Jonnie laughs when I tell him of my friends’ reactions. “You want to hear something funny?” Filmi Girl always wants to hear something funny. “What’s funny about all those roles is that I almost did not land any of them because the directors and writers thought I was so nice that I could not do it!” The good-natured man on the other end of the line certainly doesn’t sound as if he would steal money from kids, as Officer Walker did on The Wire. “It was just completely ridiculous, they were like, ‘He’s too nice, too clean looking! How can he… I don’t believe it.’ And then when they see me perform it’s like, ‘OH MY GOD!’”

Bollywood audiences also cried “Hai Bhagwaan!” when they saw Jonnie in Apne. For those of you who missed the 2007 Deol family film, Apne is, naturally, the story of a father and his two sons. Dharmenda plays an ex-boxing champ trying to repair his family ties by training up his son, played by Sunny Deol, to become a boxing champ. Jonnie plays the World Champion Sunny must defeat to gain closure. A Bollywood hero is only as tough as the villain he defeats and Jonnie’s performance in the ring allowed Sunny Deol to give the audience a victory that meant something.

“My first impression of Bollywood films was that I didn’t have one,” begins Jonnie. “I didn’t know quite what to make of the films; I had to really sit down and absorb and concentrate on what I was seeing, on what my senses were actually feeling.” But unlike some of the less enlightened film critics who enjoy mocking the filmi style of Bollywood, Jonnie’s years of acting experience allowed him to see past the cultural differences. “I came to realize right away how good the actors and actresses were in Bollywood.

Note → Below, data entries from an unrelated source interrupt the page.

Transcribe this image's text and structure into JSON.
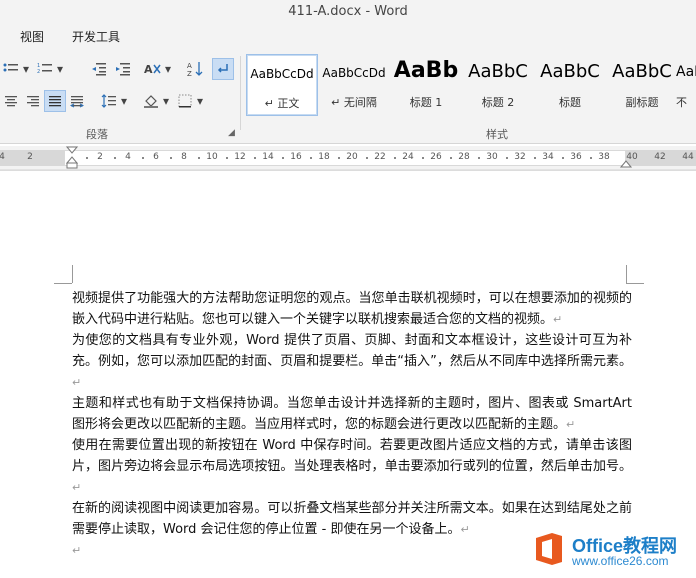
{
  "window": {
    "title": "411-A.docx - Word"
  },
  "tabs": [
    {
      "label": "视图"
    },
    {
      "label": "开发工具"
    }
  ],
  "ribbon": {
    "paragraph_group_label": "段落",
    "styles_group_label": "样式",
    "styles": [
      {
        "sample": "AaBbCcDd",
        "name": "↵ 正文"
      },
      {
        "sample": "AaBbCcDd",
        "name": "↵ 无间隔"
      },
      {
        "sample": "AaBb",
        "name": "标题 1"
      },
      {
        "sample": "AaBbC",
        "name": "标题 2"
      },
      {
        "sample": "AaBbC",
        "name": "标题"
      },
      {
        "sample": "AaBbC",
        "name": "副标题"
      },
      {
        "sample": "AaB",
        "name": "不"
      }
    ]
  },
  "ruler": {
    "left_labels": [
      "4",
      "2"
    ],
    "labels": [
      "2",
      "4",
      "6",
      "8",
      "10",
      "12",
      "14",
      "16",
      "18",
      "20",
      "22",
      "24",
      "26",
      "28",
      "30",
      "32",
      "34",
      "36",
      "38"
    ],
    "right_labels": [
      "40",
      "42",
      "44"
    ]
  },
  "document": {
    "paragraphs": [
      "视频提供了功能强大的方法帮助您证明您的观点。当您单击联机视频时，可以在想要添加的视频的嵌入代码中进行粘贴。您也可以键入一个关键字以联机搜索最适合您的文档的视频。",
      "为使您的文档具有专业外观，Word 提供了页眉、页脚、封面和文本框设计，这些设计可互为补充。例如，您可以添加匹配的封面、页眉和提要栏。单击“插入”，然后从不同库中选择所需元素。",
      "主题和样式也有助于文档保持协调。当您单击设计并选择新的主题时，图片、图表或 SmartArt 图形将会更改以匹配新的主题。当应用样式时，您的标题会进行更改以匹配新的主题。",
      "使用在需要位置出现的新按钮在 Word 中保存时间。若要更改图片适应文档的方式，请单击该图片，图片旁边将会显示布局选项按钮。当处理表格时，单击要添加行或列的位置，然后单击加号。",
      "在新的阅读视图中阅读更加容易。可以折叠文档某些部分并关注所需文本。如果在达到结尾处之前需要停止读取，Word 会记住您的停止位置 - 即使在另一个设备上。",
      ""
    ],
    "paragraph_mark": "↵"
  },
  "watermark": {
    "brand": "Office教程网",
    "site": "www.office26.com"
  }
}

They are so good at what they do and they are so centered in the fundamentals of acting that it almost goes unnoticed because the creativity in their films is so high and their dance numbers and sequences are so large that their acting often gets overshadowed by that.”

It’s an astute observation from an actor who is used to thinking outside of the box. When I ask Jonnie why he decided to audition for a Bollywood film, he explains, “Being an African-American male in the United States, the work is very sparse, very difficult. Most of the writers and screenplay writers in the United States are Caucasian and they’re also male, so African-American males are mostly thought of, when it comes to screenplay writing, like an afterthought. The roles for us are sidekick or best friend until you reach that status of, say, a Denzel Washington or a Will Smith. The new opportunities are not necessarily there for us like there are for other ethnicities, unfortunately. So the chances for me playing Superman out of the blue will not happen. It’s one of those things where that’s just how it is.” He laughs. “What’s funny is that I hear my Caucasian actor friends say that there are so many more of them and that the competition is so fierce. But what I tell them is that there are more jobs for you, too. The experience for us [African-American actors] is a little bit different and because of that experience, that’s when you start considering things outside the box.” Read the Post Jonnie Lewis Brown: Outsider In Bollywood [Culturelicious]

January 14, 2011 / / books
April 2, 2010 / / announcements
January 26, 2010 / / politics

by Guest Contributor Aymar Jean Christian, originally published at Televisual


Get ready for reason #573 why The Wire was the best television show of the aughts. In the wake of Scott Brown’s upset in the Massachusetts special election for the U.S. Senate, I’ve been thinking a lot about the cycle of politics. I’ve been a pretty steady proponent of the politics of idealism and, borrowing from Tony Kushner, the ethical responsibility to hope, but the aftermath of Martha Coakley’s defeat may test my resolve. Where can I find the blueprint for my incipient cynicism? The Wire, of course!

The Wire’s central thesis was simple: short-term politics and the quest for power kills long-term progress and social justice. From gangs to government, the media to schools, the same rule applies. Everyone, sadly, violates the rule. They think about themselves and the system never gets fixed. This is the fundamental cynicism of The Wire: it perfectly diagnoses how groups and institutions kill hope. Read the Post Did “The Wire” Presage Politics Post-2008?